But, once, I was in Mexico with her because my niece had her wedding – my sister lives in Mexico – and my film about Conrad, Almayer’s Folly, was screened there, and I went on the stage, I had a Q&A, and my mother was deaf, you know, so she didn’t understand anything. But when we went out, she said, “you have all that, and I had only Auschwitz.” And then I realized that same moment that I could not speak on her behalf, she was the only one who could speak, and if she didn’t want to speak, that should be it.

So, yes, she was a part of my filmmaking, you know I can say it now, because during the whole time when I did News from Home we saw letters and many other things, I was not aware of all that, you know? Now, I’m aware. Now I realize that maybe I took a position or a place that was in a way entering in her territory by refraction. Who knows. It’s complicated.

There were some books that were written about second generation children, and they analyze, saying there are three generations of people who will be hurt after the one that went into the camps. And I’m the first generation, the first girl, the first child in both sides of the family, in my mother’s side and my father’s side after the war. So imagine: I took on my back all the desire to reject them, because I didn’t make any children, I am not married. This is not their desire, their desire is for me to perpetrate. First of all my father wanted a boy, not a girl, of course, because the first one should be a boy, for the name, he told me once. And I didn’t do all that, I did all the other ways from what they wanted. At the same time, they were very proud when they saw... my mother kept all the articles. My father was annoyed because I didn’t make enough money, but he was still very proud.

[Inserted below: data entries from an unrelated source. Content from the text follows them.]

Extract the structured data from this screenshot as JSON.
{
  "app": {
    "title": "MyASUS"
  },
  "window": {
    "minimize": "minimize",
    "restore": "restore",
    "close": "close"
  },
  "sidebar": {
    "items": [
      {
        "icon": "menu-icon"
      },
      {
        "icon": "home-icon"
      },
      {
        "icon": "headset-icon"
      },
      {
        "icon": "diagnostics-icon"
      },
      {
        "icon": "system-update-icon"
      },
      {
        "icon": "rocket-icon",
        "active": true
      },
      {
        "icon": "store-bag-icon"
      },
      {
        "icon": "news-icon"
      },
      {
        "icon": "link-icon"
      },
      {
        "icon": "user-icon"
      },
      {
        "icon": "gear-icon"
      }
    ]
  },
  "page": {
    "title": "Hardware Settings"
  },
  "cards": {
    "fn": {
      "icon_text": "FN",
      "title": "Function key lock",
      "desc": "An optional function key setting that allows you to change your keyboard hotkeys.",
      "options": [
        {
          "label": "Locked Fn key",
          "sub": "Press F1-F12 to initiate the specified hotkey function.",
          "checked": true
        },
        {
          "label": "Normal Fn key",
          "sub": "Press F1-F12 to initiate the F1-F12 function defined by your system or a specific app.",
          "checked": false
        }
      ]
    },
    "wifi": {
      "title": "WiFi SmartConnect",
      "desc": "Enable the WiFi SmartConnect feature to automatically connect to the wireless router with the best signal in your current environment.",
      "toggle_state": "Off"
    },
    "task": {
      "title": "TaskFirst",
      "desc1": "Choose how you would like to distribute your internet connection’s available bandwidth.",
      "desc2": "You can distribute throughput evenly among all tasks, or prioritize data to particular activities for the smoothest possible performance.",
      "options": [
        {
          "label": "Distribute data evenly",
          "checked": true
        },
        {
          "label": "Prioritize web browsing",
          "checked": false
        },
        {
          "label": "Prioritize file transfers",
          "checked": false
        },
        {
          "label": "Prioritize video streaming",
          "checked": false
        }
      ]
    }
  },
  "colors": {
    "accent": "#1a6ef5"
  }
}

So I don’t know if I answered your question, because I’m not really able to answer it. It’s a complicated question and it would take hours. But, a lot of things I can say now, and when I was actually doing it, I was totally unaware, you know? It’s more for a historian of cinema to answer your question than for me. Because you ask the filmmaker as if the filmmaker knows a lot about his own work. The filmmaker, a person like me, is the last one to be asked, in a way, you know? Because I don’t embrace my body of work and I don’t have like a point of view from outside, to say, “hey Chantal, you did that and it’s related to your mother, here again, here again, what did that mean and what did you want” – no. I just had an idea and I did it. But then I go to talks, I go to psychoanalysis and I speak about that, so I do understand a little bit. But it really takes an outside point of view and that’s not my work. So I cannot really answer. I think that should be your work.

Daniel Kasman in conversation with Chantal Akerman1